ABOUT THIS TASK: Write out each line of the records that has "Downloads" in it.

Data records for software interfaces
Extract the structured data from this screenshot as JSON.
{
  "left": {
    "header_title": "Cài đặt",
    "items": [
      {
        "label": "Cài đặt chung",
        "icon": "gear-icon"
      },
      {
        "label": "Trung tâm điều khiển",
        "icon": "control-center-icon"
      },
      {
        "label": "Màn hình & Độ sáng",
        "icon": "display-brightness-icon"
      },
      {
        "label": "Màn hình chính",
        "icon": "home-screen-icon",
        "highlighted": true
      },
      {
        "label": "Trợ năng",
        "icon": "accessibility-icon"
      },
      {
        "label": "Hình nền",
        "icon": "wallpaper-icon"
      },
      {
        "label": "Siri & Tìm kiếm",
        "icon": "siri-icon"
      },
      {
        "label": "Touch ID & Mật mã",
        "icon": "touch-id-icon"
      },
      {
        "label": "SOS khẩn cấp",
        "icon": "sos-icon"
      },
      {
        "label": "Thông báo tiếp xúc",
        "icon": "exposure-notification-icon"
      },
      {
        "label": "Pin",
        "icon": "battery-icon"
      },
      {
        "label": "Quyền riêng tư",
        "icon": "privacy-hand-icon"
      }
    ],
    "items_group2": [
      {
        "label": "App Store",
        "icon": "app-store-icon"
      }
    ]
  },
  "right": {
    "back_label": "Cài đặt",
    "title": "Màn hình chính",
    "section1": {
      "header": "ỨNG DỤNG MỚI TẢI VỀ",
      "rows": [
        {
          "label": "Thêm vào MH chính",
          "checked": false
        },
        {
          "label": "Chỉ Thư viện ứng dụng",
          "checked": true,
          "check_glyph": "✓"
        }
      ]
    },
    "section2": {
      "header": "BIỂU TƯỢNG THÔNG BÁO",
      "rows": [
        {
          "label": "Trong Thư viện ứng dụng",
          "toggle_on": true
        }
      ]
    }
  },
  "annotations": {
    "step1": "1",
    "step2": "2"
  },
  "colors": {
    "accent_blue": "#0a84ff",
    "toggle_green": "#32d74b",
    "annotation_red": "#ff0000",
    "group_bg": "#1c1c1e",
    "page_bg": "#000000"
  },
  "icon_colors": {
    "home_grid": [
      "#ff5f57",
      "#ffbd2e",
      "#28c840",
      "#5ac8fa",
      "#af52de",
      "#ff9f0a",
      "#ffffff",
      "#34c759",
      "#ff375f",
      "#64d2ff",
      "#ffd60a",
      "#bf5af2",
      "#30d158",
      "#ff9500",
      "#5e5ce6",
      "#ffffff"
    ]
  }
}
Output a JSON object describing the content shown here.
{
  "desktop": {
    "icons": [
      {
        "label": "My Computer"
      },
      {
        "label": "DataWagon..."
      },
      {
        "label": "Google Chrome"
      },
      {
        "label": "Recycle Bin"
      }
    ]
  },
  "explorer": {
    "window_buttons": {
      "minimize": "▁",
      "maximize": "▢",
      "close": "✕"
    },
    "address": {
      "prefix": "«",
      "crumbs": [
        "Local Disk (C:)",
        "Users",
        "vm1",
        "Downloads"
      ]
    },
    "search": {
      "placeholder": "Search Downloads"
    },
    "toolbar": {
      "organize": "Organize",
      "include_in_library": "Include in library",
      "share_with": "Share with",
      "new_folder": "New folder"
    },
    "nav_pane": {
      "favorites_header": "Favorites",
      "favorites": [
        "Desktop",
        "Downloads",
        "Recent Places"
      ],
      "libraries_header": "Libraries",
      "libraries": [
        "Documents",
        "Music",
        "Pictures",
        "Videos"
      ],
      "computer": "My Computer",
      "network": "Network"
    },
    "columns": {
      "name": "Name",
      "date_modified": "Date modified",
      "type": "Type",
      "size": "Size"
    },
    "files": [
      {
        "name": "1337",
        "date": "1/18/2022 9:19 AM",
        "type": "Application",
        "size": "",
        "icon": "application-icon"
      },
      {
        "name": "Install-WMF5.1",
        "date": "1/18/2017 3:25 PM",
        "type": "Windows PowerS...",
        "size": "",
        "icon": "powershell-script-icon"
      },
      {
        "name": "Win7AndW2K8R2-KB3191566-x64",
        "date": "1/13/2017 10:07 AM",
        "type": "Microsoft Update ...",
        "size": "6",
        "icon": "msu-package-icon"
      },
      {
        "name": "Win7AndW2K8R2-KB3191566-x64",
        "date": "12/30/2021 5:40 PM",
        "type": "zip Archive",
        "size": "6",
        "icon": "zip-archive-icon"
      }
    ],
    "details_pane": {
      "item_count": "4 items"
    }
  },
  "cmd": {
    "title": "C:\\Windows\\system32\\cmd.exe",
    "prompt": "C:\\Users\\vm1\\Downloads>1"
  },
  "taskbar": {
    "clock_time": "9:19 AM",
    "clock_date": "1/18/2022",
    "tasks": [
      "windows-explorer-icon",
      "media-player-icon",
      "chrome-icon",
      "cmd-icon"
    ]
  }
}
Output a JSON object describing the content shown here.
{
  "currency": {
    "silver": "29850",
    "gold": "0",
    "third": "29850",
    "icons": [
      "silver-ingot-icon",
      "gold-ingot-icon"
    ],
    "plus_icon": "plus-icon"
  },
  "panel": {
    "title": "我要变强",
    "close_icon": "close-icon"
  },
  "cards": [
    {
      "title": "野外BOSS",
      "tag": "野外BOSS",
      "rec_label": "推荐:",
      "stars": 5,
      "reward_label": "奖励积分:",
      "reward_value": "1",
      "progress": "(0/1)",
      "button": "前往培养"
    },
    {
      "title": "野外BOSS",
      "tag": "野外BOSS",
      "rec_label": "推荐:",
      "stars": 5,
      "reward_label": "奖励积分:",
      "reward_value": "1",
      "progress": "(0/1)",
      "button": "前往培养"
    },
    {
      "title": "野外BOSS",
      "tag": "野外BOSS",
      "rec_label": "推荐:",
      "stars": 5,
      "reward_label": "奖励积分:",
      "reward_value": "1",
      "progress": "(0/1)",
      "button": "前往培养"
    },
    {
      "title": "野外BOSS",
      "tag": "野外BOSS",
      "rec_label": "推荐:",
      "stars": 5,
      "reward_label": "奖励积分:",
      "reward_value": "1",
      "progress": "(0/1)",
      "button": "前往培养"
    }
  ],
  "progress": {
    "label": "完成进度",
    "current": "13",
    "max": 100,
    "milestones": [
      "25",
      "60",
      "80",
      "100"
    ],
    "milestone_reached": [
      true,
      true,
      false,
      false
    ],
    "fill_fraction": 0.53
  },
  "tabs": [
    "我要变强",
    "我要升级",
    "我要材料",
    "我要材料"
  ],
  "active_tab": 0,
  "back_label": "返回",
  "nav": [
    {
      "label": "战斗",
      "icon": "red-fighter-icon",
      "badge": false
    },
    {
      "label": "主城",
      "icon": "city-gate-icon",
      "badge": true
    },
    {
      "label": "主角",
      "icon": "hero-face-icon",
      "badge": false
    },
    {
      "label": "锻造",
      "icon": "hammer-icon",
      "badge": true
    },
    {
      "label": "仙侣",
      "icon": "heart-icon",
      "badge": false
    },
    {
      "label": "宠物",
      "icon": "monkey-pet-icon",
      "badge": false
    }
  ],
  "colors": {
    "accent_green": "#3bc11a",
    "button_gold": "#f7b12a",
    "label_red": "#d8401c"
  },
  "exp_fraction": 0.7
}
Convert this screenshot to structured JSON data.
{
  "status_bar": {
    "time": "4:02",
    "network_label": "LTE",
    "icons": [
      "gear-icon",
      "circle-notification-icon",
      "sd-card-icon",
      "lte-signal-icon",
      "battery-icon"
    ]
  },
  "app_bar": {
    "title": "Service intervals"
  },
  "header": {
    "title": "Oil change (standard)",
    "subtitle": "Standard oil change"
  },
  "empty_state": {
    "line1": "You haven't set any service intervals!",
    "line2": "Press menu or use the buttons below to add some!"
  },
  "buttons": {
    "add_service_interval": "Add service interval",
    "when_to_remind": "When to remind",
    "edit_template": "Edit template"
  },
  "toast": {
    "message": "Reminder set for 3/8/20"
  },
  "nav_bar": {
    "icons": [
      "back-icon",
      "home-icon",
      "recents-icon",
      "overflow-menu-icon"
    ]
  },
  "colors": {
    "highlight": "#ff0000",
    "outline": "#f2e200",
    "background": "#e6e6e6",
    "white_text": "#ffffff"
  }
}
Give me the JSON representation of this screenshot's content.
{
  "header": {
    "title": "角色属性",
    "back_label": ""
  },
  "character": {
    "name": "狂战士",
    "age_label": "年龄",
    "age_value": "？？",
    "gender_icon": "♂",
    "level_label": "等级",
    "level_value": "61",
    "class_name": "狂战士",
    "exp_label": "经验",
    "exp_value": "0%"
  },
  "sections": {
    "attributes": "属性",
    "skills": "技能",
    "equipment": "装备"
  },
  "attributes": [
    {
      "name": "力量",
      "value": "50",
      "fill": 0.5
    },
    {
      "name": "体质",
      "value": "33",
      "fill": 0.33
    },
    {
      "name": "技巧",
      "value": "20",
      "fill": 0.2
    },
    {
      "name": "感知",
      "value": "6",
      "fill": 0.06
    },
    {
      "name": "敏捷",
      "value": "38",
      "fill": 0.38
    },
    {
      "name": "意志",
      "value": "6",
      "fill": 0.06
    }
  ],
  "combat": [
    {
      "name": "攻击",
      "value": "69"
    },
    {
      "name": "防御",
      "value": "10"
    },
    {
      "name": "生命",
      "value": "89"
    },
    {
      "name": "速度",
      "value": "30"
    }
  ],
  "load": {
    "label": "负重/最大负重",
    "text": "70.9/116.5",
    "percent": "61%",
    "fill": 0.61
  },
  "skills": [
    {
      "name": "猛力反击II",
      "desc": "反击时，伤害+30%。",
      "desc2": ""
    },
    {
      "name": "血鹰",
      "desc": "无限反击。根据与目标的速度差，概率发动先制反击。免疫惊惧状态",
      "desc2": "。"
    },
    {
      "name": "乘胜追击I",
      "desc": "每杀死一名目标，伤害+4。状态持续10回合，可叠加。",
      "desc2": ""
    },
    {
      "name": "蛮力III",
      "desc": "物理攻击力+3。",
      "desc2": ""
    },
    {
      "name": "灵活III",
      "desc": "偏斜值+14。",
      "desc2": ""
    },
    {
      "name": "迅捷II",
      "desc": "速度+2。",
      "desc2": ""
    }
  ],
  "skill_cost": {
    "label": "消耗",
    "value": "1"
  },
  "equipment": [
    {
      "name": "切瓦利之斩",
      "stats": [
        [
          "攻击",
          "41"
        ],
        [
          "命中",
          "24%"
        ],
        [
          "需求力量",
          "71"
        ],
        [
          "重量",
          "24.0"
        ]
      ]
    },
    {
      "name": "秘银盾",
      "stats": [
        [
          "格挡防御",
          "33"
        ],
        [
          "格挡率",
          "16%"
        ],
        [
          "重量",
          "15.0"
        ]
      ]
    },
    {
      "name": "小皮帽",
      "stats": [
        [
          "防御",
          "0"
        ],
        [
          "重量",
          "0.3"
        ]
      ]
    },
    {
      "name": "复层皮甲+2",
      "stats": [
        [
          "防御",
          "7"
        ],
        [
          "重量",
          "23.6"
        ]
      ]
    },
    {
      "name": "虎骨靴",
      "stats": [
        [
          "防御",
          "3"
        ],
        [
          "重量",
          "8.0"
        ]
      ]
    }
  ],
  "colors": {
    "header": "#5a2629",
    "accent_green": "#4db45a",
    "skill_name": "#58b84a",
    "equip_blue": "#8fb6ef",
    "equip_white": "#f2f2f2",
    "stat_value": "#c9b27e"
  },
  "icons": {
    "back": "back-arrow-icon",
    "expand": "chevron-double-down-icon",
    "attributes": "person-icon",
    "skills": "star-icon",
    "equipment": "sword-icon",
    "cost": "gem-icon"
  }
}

TASK RESPONSE:
        "Downloads"
      "placeholder": "Search Downloads"
        "Downloads",
    "prompt": "C:\\Users\\vm1\\Downloads>1"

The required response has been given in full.